The unheard JOHN MARTYN: Uncut’s sneak preview of a revelatory new 18CD box set.
At first, it seems like a typical early John Martyn live show, a stripped down and intimate set of folk/jazz originals, with the occasional detour into other artists songs, like Bob Dylan’s Don’t Think Twice, It’s All Right. But then, after leading his small audience through a hearty sing-a-long of Singin’ In The Rain, Martyn straps on an electric guitar…
It’s May 1972, and Martyn is about to do something bold, arguably as bold as when Dylan went electric for the first time at the Newport Folk Festival seven years earlier. Launching into I’d Rather Be The Devil, the subdued folkie makes a radical shift from the contents of his first five albums, adding reverb and feedback via an echoplex effects pedal.
The echoplex would make its full studio bow on the following year’s Solid Air (after a brief appearance with acoustic guitar on 1971’s Bless The Weather), but this show in Richmond, London, was the first time fans were introduced to a new John Martyn, and it features in full on the forthcoming Island Years, an expansive 18 disc box set covering Martyn’s 20 years at the label.

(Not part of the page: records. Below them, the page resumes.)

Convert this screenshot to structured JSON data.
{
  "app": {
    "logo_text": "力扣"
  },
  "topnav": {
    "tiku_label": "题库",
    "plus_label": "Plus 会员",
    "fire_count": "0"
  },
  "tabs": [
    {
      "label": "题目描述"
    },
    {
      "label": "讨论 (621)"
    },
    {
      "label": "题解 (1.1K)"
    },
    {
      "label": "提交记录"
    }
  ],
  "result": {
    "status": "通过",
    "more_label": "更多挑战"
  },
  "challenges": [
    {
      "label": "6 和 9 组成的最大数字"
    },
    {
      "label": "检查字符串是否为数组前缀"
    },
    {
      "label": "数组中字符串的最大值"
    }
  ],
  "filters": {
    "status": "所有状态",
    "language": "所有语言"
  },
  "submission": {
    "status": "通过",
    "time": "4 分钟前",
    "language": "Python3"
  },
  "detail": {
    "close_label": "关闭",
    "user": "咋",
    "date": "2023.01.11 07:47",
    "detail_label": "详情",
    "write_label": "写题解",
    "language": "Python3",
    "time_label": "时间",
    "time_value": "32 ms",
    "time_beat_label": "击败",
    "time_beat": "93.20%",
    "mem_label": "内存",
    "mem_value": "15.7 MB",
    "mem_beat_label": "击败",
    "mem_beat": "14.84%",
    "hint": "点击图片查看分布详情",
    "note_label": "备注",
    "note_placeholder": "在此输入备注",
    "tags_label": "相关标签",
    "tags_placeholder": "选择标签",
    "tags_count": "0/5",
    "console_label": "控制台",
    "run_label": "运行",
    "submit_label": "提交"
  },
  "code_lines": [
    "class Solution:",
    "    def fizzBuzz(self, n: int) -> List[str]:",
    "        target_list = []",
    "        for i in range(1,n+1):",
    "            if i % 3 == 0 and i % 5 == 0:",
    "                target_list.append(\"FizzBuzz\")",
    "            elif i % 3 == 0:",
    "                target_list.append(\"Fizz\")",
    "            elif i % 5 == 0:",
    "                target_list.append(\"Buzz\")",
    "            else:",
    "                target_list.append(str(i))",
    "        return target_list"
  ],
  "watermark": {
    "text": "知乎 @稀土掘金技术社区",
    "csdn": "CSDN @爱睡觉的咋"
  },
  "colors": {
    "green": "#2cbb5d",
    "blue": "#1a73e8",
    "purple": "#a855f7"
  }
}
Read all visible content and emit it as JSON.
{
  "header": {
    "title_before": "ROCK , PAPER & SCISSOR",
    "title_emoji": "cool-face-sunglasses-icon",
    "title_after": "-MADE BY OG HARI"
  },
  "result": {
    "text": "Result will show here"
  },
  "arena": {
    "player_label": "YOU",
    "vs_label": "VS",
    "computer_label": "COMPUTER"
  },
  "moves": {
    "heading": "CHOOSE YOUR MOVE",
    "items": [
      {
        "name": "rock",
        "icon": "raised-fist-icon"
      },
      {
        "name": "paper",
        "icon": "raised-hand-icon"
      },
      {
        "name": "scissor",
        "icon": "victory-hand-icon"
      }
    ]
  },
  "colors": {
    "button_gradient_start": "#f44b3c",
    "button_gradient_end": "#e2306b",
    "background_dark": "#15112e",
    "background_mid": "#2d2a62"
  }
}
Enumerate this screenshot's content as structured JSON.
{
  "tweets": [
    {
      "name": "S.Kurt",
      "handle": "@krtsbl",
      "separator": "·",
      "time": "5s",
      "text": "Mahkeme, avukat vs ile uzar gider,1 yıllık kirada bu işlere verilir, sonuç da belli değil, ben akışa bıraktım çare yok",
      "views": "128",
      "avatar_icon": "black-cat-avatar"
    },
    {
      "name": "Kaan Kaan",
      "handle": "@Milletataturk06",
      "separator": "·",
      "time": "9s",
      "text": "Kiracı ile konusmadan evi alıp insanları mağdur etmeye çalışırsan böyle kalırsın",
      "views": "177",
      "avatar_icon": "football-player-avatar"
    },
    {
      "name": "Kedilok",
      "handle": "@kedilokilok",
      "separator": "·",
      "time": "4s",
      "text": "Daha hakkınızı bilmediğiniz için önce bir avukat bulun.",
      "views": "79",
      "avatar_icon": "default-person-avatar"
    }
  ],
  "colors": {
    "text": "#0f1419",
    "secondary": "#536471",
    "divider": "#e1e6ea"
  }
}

“The Hanging Lamp was a Monday night folk club in the crypt of a church in Richmond that John first played in 1968 and returned to several times up until the early ’70s,” says John Hillarby, Martyn’s longtime archivist, who’s been working on the box set for the past 12 months. “It was a few doors down from another folk club, but this was the big one in the area, and this was a really significant gig in John’s history.”
Hillarby reckons less than 100 fans attended the show, but luckily one of them kept a high quality recording straight from the mixing desk, and it now forms part of the five discs of previously unreleased material on the box, in addition to the dozen studio albums made for Island. “It’s an incredible find; very few of John’s fans were even aware there was a tape of the gig,” says Hillarby, who has been running the official Martyn website since the late ’90s. “There’s always been a healthy trade in bootlegs of John’s stuff, although trade is probably the wrong word. For the most part it’s fans exchanging stuff rather than offering it for sale.”
Hillarby is still readying the box for its September 9 release and estimates the final running order will be “somewhere in the region of 300 tracks. We’ve included the 12 Island albums in their entirety, but not many of the extras that were on the Deluxe reissues of things like Solid Air or Grace And Danger. We wanted to put those to one side and focus more on tracks that haven’t been heard before.”
“There are a few things even Island didn’t realise they had because they were hidden away on the other side of reel to reel tapes and forgotten about. That was the real buzz for me, finding these versions no-one’s heard since the day they were recorded. There’s a couple of very nice takes of Small Hours that I wasn’t previously aware of.”
In addition to the Hanging Lamp gig, the set will also include a 1977 show from Sydney, not heard since it was broadcast on Australian radio at the time, and a reupholstered version of 1975’s Live At Leeds including tracks left off the original vinyl. Hillarby and Martyn, who died in 2009, became close friends through working on the website, so the box set has been a labour of love. “John still means so much to me, his music speaks to me every day. Putting this set together has been like having a whole bunch of new conversations with him.”
Let the good things come… Inside Out!
Three unheard treasures to be found in John Martyn’s Island Years box…
Black Man At The Shoulder
An 18-minute free form jam of a song Martyn first recorded for One World in 1977, but which Chris Blackwell ordered removed from the album. The Island boss feared the lyric’s satire on racism (“Ain’t you scared… he’s gonna steal your woman away?”) might be misinterpreted by listeners, or even the label’s black signings. “The National Front were on the news every night, and Chris worried they might adopt it as a campaign song,” says Hillarby.
Tommy Tucker’s 1964 R’n’B standard was the first record the teenage Martyn ever bought. His own version, an outtake from sessions for 1980’s Grace And Danger, is “much jazzier and more Martyn-ified than the original.”
The entire 1987 album vetoed by Blackwell, subsequently released in a re-recorded version, funded by Martyn, on an independent label two years later. “That was the parting of the ways with Island, they were expecting something a bit more jazzy and they really weren’t happy with it. The label had pretty much let John do what he wanted before, but now his contract was up he decided it was time to move on.”
1 August 2013